I think a few comments I passed may just have given the impression that dh and I aren't singing from the same hymnsheet when it comes to how we deal with the Aspieness. I'm all for proactive approaches to help Lucas with his anxiety, Cognitive Behavioural Therapy, followed up with interventions at home to help him feel safe about trying new things, and rules for us to follow around stuff that makes him feel unsafe, like having our friends and their kids round to our house. So if people are coming over, we give him 2 days notice, we help him hide his favourite toys, and we check in with him every so often to check he's OK.
DH loves both our kids and would go to hell and back for them. He thinks they are both tiny geniuses. But he won't open a book about Asperger's syndrome, or read an article on the interweb, and he thinks that counselling is the biggest waste of time ever.
The counsellor asked me to bring DH in, so we could discuss the approaches we are using, and put up a united front.
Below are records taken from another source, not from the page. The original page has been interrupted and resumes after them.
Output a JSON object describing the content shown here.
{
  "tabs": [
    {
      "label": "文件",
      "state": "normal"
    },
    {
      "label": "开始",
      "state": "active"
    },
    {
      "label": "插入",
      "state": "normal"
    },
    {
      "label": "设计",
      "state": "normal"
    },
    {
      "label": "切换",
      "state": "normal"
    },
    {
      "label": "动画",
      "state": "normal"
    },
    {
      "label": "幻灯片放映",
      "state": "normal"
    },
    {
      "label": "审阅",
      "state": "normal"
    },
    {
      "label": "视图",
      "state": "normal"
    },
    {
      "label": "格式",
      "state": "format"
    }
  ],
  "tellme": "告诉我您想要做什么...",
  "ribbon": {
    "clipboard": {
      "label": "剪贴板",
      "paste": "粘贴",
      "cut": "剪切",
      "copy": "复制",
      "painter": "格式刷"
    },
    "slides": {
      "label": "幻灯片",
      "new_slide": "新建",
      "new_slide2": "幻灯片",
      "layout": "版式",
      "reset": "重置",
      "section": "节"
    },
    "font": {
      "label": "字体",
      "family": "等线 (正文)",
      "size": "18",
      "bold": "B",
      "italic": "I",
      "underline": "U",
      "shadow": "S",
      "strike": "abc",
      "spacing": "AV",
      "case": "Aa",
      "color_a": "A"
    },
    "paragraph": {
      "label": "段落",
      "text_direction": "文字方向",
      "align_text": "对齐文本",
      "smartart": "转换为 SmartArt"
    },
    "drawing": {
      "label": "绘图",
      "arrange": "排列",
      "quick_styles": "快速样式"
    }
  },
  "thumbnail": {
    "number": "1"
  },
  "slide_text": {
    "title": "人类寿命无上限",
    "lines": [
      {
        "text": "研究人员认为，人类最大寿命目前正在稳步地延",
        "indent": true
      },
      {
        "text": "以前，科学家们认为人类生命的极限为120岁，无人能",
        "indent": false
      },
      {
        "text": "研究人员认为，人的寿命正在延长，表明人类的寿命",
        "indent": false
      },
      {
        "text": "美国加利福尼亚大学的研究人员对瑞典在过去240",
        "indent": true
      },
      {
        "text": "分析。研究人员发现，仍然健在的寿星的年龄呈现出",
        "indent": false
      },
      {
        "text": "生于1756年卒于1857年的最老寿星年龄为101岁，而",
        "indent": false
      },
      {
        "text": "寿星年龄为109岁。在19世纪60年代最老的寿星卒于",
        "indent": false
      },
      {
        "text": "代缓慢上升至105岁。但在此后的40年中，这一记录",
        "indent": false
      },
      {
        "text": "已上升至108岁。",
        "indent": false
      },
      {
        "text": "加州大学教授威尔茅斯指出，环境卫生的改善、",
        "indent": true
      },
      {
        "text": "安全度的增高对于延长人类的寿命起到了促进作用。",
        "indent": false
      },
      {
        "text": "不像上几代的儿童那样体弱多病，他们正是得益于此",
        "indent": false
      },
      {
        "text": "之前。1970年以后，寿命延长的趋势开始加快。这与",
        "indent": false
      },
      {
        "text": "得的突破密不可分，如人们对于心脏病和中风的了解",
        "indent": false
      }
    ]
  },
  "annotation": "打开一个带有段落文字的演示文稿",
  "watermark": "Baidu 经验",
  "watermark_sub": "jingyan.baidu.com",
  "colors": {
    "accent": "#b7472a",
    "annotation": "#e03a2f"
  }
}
He tried! He gave up in the end, and the best that he could do was to get us to agree that I'm into proactive approaches (as above), and DH doesn't object to this. There was no anger, I have stopped nagging him to be more informed about Asperger's, seeing as he is in the minority in this family! I have given up on him ever really understanding when I talk about this stuff. That's one of the reasons for this blog, the chance to share with people who get it!
One of the biggest payoffs from our counselling sessions has been that it has freed me up from the angst that I feel when Lucas is overwhelmed with anxiety and shuts down. Now that I know what approach I'm using, I can leave him alone to recover when things get too much, and then later on, talk to him about what triggered the anxiety, and how he managed to get over it, and what we can do to fix whatever is bothering him. Sometimes it's fine just to recognise that he's a bit tired and grumpy that day, and agree that we can't be always happy. Before, it used to upset me so much to see him so much, but now I can see it as just a temporary reaction to a particular situation, that will pass, and that we will learn from and move on.
I'm being much more strategic about trips out of the house, I seem to have internalised the new approach, and I'm automatically consulting with him a few days beforehand, negotiating any difficult areas before they occur, where possible, and coming up with a contingency plan for unforeseeable circumstances. This seems to be allowing Lucas to feel safer about going places, he knows that we won't let his anxiety overwhelm him, that we will listen if he's not happy for some reason, and do what we can to fix it.
Maybe this is the beginning of a brave new Lucas, who will be willing to do more things like going to live concerts! He's signed up for cross-country running after school - his first ever extra-curricular activity, something I never thought I'd see.
He even ate bread yesterday, first time in 3 years. Progress is progress!